[Directions for this task]: Without changing a single word, write out every entry.

[Available data]:
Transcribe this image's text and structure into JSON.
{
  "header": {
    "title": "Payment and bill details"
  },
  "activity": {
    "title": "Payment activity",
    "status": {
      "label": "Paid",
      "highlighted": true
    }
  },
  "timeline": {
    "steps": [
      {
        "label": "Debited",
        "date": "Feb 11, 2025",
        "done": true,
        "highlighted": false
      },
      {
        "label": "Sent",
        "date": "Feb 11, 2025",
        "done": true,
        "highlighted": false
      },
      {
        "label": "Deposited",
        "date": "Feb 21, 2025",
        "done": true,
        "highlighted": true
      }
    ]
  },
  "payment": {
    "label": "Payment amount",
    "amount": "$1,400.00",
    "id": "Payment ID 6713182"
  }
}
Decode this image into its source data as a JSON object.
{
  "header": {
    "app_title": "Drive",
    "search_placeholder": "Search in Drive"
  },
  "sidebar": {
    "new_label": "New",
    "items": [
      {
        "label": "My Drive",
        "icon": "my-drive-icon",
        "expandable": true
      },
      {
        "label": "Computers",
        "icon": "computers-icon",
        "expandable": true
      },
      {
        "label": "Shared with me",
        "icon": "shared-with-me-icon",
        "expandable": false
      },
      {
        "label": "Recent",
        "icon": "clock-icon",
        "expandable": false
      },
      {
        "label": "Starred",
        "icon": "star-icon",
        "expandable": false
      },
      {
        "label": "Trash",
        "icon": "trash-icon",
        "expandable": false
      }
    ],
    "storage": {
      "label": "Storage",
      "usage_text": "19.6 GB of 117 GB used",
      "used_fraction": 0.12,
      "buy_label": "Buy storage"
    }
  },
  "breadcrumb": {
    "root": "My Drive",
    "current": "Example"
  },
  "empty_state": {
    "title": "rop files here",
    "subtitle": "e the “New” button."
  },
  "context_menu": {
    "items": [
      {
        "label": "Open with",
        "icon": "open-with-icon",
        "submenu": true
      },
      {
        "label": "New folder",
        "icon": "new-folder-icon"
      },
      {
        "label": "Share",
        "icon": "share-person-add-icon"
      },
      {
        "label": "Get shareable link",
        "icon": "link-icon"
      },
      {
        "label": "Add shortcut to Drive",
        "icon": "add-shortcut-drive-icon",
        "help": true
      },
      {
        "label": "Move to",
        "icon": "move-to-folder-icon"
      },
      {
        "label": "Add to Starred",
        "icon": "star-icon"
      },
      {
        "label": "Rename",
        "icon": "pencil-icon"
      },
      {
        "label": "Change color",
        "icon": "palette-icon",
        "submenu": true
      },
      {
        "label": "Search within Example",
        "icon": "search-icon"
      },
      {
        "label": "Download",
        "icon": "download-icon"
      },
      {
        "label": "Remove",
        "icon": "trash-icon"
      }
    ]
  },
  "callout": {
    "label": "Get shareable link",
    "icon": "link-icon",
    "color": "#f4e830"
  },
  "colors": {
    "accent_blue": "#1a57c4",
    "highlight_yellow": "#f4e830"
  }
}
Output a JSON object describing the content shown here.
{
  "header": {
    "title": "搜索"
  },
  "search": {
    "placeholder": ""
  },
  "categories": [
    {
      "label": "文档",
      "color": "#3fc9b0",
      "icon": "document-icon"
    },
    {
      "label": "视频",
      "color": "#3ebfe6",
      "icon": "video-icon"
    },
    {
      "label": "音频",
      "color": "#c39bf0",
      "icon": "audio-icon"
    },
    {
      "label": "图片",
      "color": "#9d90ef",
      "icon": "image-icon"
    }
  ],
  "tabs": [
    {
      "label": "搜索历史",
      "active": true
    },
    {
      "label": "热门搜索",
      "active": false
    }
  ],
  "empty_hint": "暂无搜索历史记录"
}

[Response to the exercise]:
Transcribe this image's text and structure into JSON.
{
  "header": {
    "title": "Payment and bill details"
  },
  "activity": {
    "title": "Payment activity",
    "status": {
      "label": "Paid",
      "highlighted": true
    }
  },
  "timeline": {
    "steps": [
      {
        "label": "Debited",
        "date": "Feb 11, 2025",
        "done": true,
        "highlighted": false
      },
      {
        "label": "Sent",
        "date": "Feb 11, 2025",
        "done": true,
        "highlighted": false
      },
      {
        "label": "Deposited",
        "date": "Feb 21, 2025",
        "done": true,
        "highlighted": true
      }
    ]
  },
  "payment": {
    "label": "Payment amount",
    "amount": "$1,400.00",
    "id": "Payment ID 6713182"
  }
}
Decode this image into its source data as a JSON object.
{
  "header": {
    "app_title": "Drive",
    "search_placeholder": "Search in Drive"
  },
  "sidebar": {
    "new_label": "New",
    "items": [
      {
        "label": "My Drive",
        "icon": "my-drive-icon",
        "expandable": true
      },
      {
        "label": "Computers",
        "icon": "computers-icon",
        "expandable": true
      },
      {
        "label": "Shared with me",
        "icon": "shared-with-me-icon",
        "expandable": false
      },
      {
        "label": "Recent",
        "icon": "clock-icon",
        "expandable": false
      },
      {
        "label": "Starred",
        "icon": "star-icon",
        "expandable": false
      },
      {
        "label": "Trash",
        "icon": "trash-icon",
        "expandable": false
      }
    ],
    "storage": {
      "label": "Storage",
      "usage_text": "19.6 GB of 117 GB used",
      "used_fraction": 0.12,
      "buy_label": "Buy storage"
    }
  },
  "breadcrumb": {
    "root": "My Drive",
    "current": "Example"
  },
  "empty_state": {
    "title": "rop files here",
    "subtitle": "e the “New” button."
  },
  "context_menu": {
    "items": [
      {
        "label": "Open with",
        "icon": "open-with-icon",
        "submenu": true
      },
      {
        "label": "New folder",
        "icon": "new-folder-icon"
      },
      {
        "label": "Share",
        "icon": "share-person-add-icon"
      },
      {
        "label": "Get shareable link",
        "icon": "link-icon"
      },
      {
        "label": "Add shortcut to Drive",
        "icon": "add-shortcut-drive-icon",
        "help": true
      },
      {
        "label": "Move to",
        "icon": "move-to-folder-icon"
      },
      {
        "label": "Add to Starred",
        "icon": "star-icon"
      },
      {
        "label": "Rename",
        "icon": "pencil-icon"
      },
      {
        "label": "Change color",
        "icon": "palette-icon",
        "submenu": true
      },
      {
        "label": "Search within Example",
        "icon": "search-icon"
      },
      {
        "label": "Download",
        "icon": "download-icon"
      },
      {
        "label": "Remove",
        "icon": "trash-icon"
      }
    ]
  },
  "callout": {
    "label": "Get shareable link",
    "icon": "link-icon",
    "color": "#f4e830"
  },
  "colors": {
    "accent_blue": "#1a57c4",
    "highlight_yellow": "#f4e830"
  }
}
Output a JSON object describing the content shown here.
{
  "header": {
    "title": "搜索"
  },
  "search": {
    "placeholder": ""
  },
  "categories": [
    {
      "label": "文档",
      "color": "#3fc9b0",
      "icon": "document-icon"
    },
    {
      "label": "视频",
      "color": "#3ebfe6",
      "icon": "video-icon"
    },
    {
      "label": "音频",
      "color": "#c39bf0",
      "icon": "audio-icon"
    },
    {
      "label": "图片",
      "color": "#9d90ef",
      "icon": "image-icon"
    }
  ],
  "tabs": [
    {
      "label": "搜索历史",
      "active": true
    },
    {
      "label": "热门搜索",
      "active": false
    }
  ],
  "empty_hint": "暂无搜索历史记录"
}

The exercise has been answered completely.